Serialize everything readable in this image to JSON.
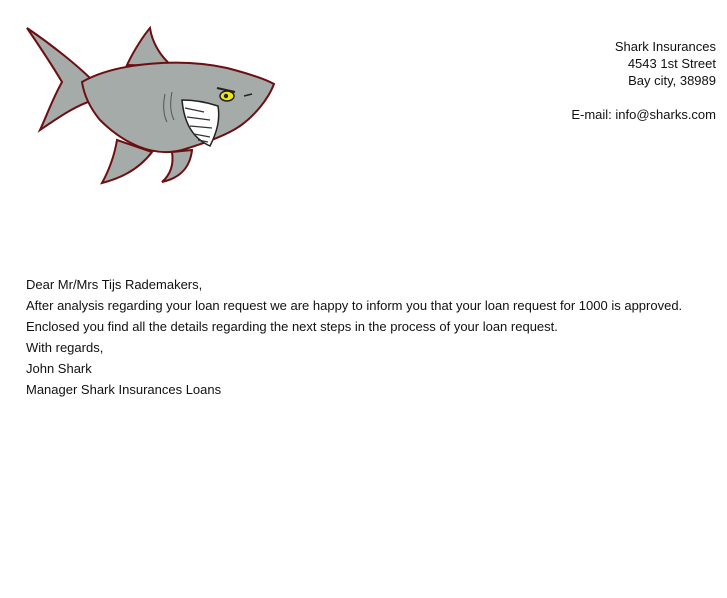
{
  "sender": {
    "company": "Shark Insurances",
    "street": "4543 1st Street",
    "city": "Bay city, 38989",
    "email": "E-mail: info@sharks.com"
  },
  "letter": {
    "salutation": "Dear Mr/Mrs Tijs Rademakers,",
    "body": "After analysis regarding your loan request we are happy to inform you that your loan request for 1000 is approved. Enclosed you find all the details regarding the next steps in the process of your loan request.",
    "closing": "With regards,",
    "signature_name": "John Shark",
    "signature_title": "Manager Shark Insurances Loans"
  },
  "colors": {
    "shark_body": "#a4aba8",
    "shark_outline": "#6b0f12",
    "eye": "#f2e60c"
  }
}
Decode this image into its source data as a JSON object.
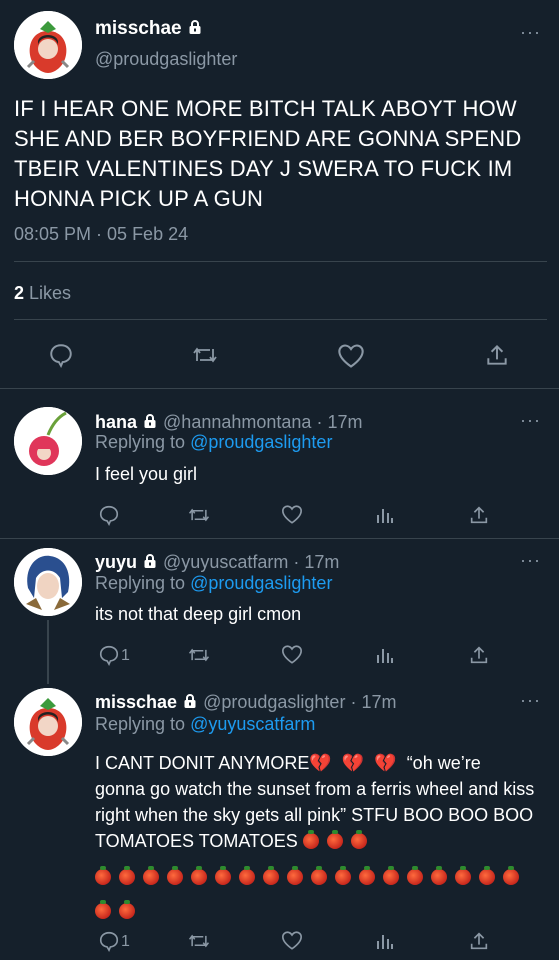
{
  "main_tweet": {
    "display_name": "misschae",
    "handle": "@proudgaslighter",
    "text": "IF I HEAR ONE MORE BITCH TALK ABOYT HOW SHE AND BER BOYFRIEND ARE GONNA SPEND TBEIR VALENTINES DAY J SWERA TO FUCK IM HONNA PICK UP A GUN",
    "time": "08:05 PM · 05 Feb 24",
    "likes_count": "2",
    "likes_label": "Likes"
  },
  "replies": [
    {
      "display_name": "hana",
      "handle": "@hannahmontana",
      "age": "17m",
      "replying_label": "Replying to",
      "replying_to": "@proudgaslighter",
      "text": "I feel you girl",
      "reply_count": ""
    },
    {
      "display_name": "yuyu",
      "handle": "@yuyuscatfarm",
      "age": "17m",
      "replying_label": "Replying to",
      "replying_to": "@proudgaslighter",
      "text": "its not that deep girl cmon",
      "reply_count": "1"
    },
    {
      "display_name": "misschae",
      "handle": "@proudgaslighter",
      "age": "17m",
      "replying_label": "Replying to",
      "replying_to": "@yuyuscatfarm",
      "text_part1": "I CANT DONIT ANYMORE",
      "text_part2": "“oh we’re gonna go watch the sunset from a ferris wheel and kiss right when the sky gets all pink” STFU BOO BOO BOO TOMATOES TOMATOES",
      "reply_count": "1"
    }
  ],
  "separator": "·",
  "more_glyph": "···"
}
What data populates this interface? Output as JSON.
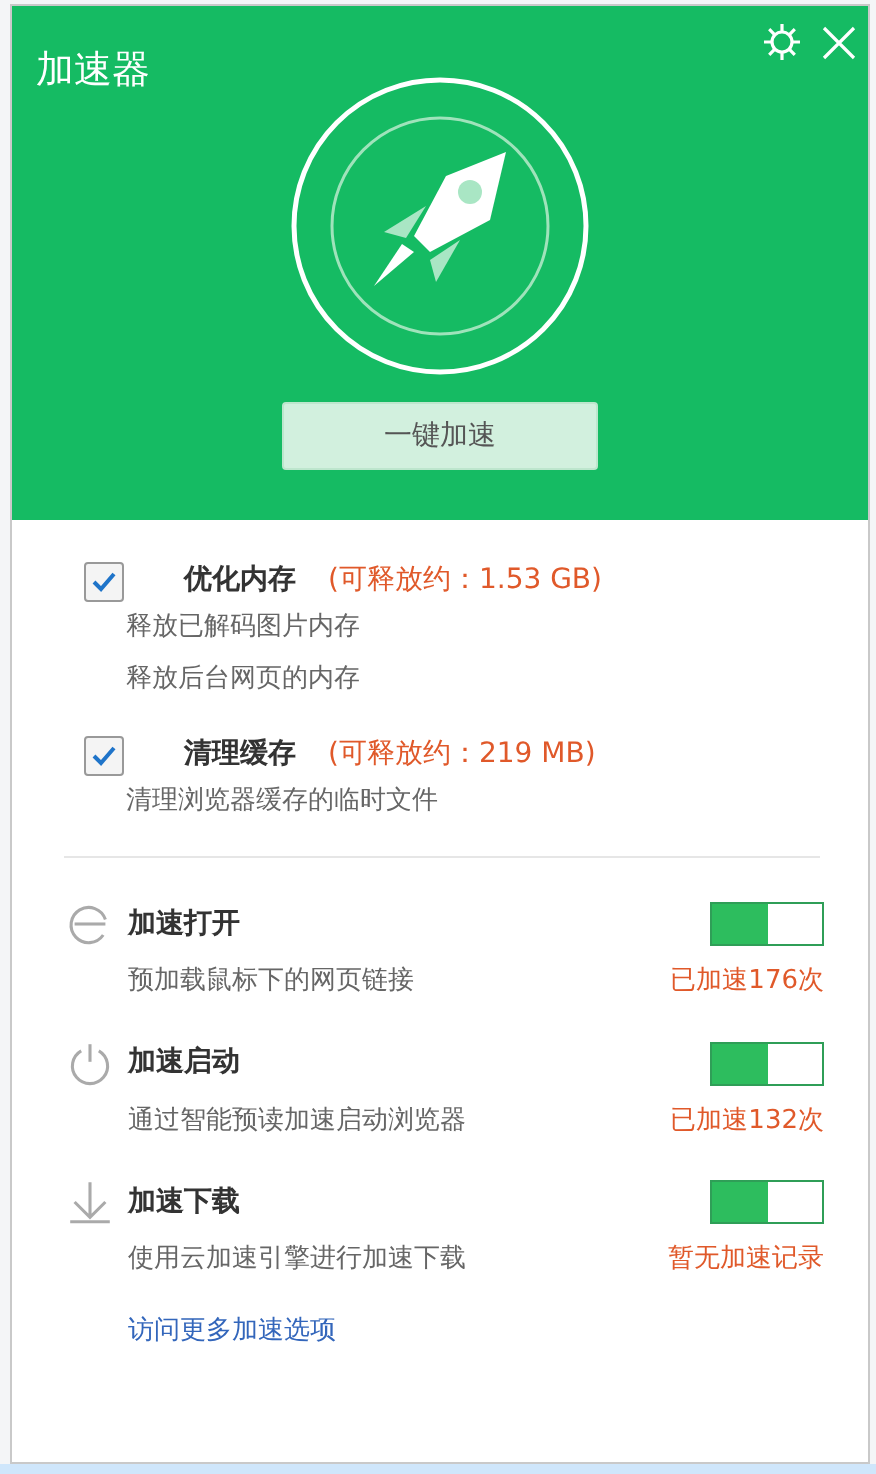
{
  "window": {
    "title": "加速器"
  },
  "boost_button": "一键加速",
  "cleanup_items": [
    {
      "label": "优化内存",
      "checked": true,
      "estimate": "(可释放约：1.53 GB)",
      "details": [
        "释放已解码图片内存",
        "释放后台网页的内存"
      ]
    },
    {
      "label": "清理缓存",
      "checked": true,
      "estimate": "(可释放约：219 MB)",
      "details": [
        "清理浏览器缓存的临时文件"
      ]
    }
  ],
  "features": [
    {
      "kind": "open",
      "label": "加速打开",
      "on": true,
      "description": "预加载鼠标下的网页链接",
      "stat": "已加速176次"
    },
    {
      "kind": "startup",
      "label": "加速启动",
      "on": true,
      "description": "通过智能预读加速启动浏览器",
      "stat": "已加速132次"
    },
    {
      "kind": "download",
      "label": "加速下载",
      "on": true,
      "description": "使用云加速引擎进行加速下载",
      "stat": "暂无加速记录"
    }
  ],
  "more_link": "访问更多加速选项"
}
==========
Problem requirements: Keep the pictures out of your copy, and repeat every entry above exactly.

Result of the task:
Serialize everything readable in this image to JSON.
{
  "sender": {
    "company": "Shark Insurances",
    "street": "4543 1st Street",
    "city": "Bay city, 38989",
    "email": "E-mail: info@sharks.com"
  },
  "letter": {
    "salutation": "Dear Mr/Mrs Tijs Rademakers,",
    "body": "After analysis regarding your loan request we are happy to inform you that your loan request for 1000 is approved. Enclosed you find all the details regarding the next steps in the process of your loan request.",
    "closing": "With regards,",
    "signature_name": "John Shark",
    "signature_title": "Manager Shark Insurances Loans"
  },
  "colors": {
    "shark_body": "#a4aba8",
    "shark_outline": "#6b0f12",
    "eye": "#f2e60c"
  }
}
Decode this image into its source data as a JSON object.
{
  "main_tweet": {
    "display_name": "misschae",
    "handle": "@proudgaslighter",
    "text": "IF I HEAR ONE MORE BITCH TALK ABOYT HOW SHE AND BER BOYFRIEND ARE GONNA SPEND TBEIR VALENTINES DAY J SWERA TO FUCK IM HONNA PICK UP A GUN",
    "time": "08:05 PM · 05 Feb 24",
    "likes_count": "2",
    "likes_label": "Likes"
  },
  "replies": [
    {
      "display_name": "hana",
      "handle": "@hannahmontana",
      "age": "17m",
      "replying_label": "Replying to",
      "replying_to": "@proudgaslighter",
      "text": "I feel you girl",
      "reply_count": ""
    },
    {
      "display_name": "yuyu",
      "handle": "@yuyuscatfarm",
      "age": "17m",
      "replying_label": "Replying to",
      "replying_to": "@proudgaslighter",
      "text": "its not that deep girl cmon",
      "reply_count": "1"
    },
    {
      "display_name": "misschae",
      "handle": "@proudgaslighter",
      "age": "17m",
      "replying_label": "Replying to",
      "replying_to": "@yuyuscatfarm",
      "text_part1": "I CANT DONIT ANYMORE",
      "text_part2": "“oh we’re gonna go watch the sunset from a ferris wheel and kiss right when the sky gets all pink” STFU BOO BOO BOO TOMATOES TOMATOES",
      "reply_count": "1"
    }
  ],
  "separator": "·",
  "more_glyph": "···"
}
What data populates this interface? Output as JSON.
{
  "window": {
    "title": "加速器"
  },
  "boost_button": "一键加速",
  "cleanup_items": [
    {
      "label": "优化内存",
      "checked": true,
      "estimate": "(可释放约：1.53 GB)",
      "details": [
        "释放已解码图片内存",
        "释放后台网页的内存"
      ]
    },
    {
      "label": "清理缓存",
      "checked": true,
      "estimate": "(可释放约：219 MB)",
      "details": [
        "清理浏览器缓存的临时文件"
      ]
    }
  ],
  "features": [
    {
      "kind": "open",
      "label": "加速打开",
      "on": true,
      "description": "预加载鼠标下的网页链接",
      "stat": "已加速176次"
    },
    {
      "kind": "startup",
      "label": "加速启动",
      "on": true,
      "description": "通过智能预读加速启动浏览器",
      "stat": "已加速132次"
    },
    {
      "kind": "download",
      "label": "加速下载",
      "on": true,
      "description": "使用云加速引擎进行加速下载",
      "stat": "暂无加速记录"
    }
  ],
  "more_link": "访问更多加速选项"
}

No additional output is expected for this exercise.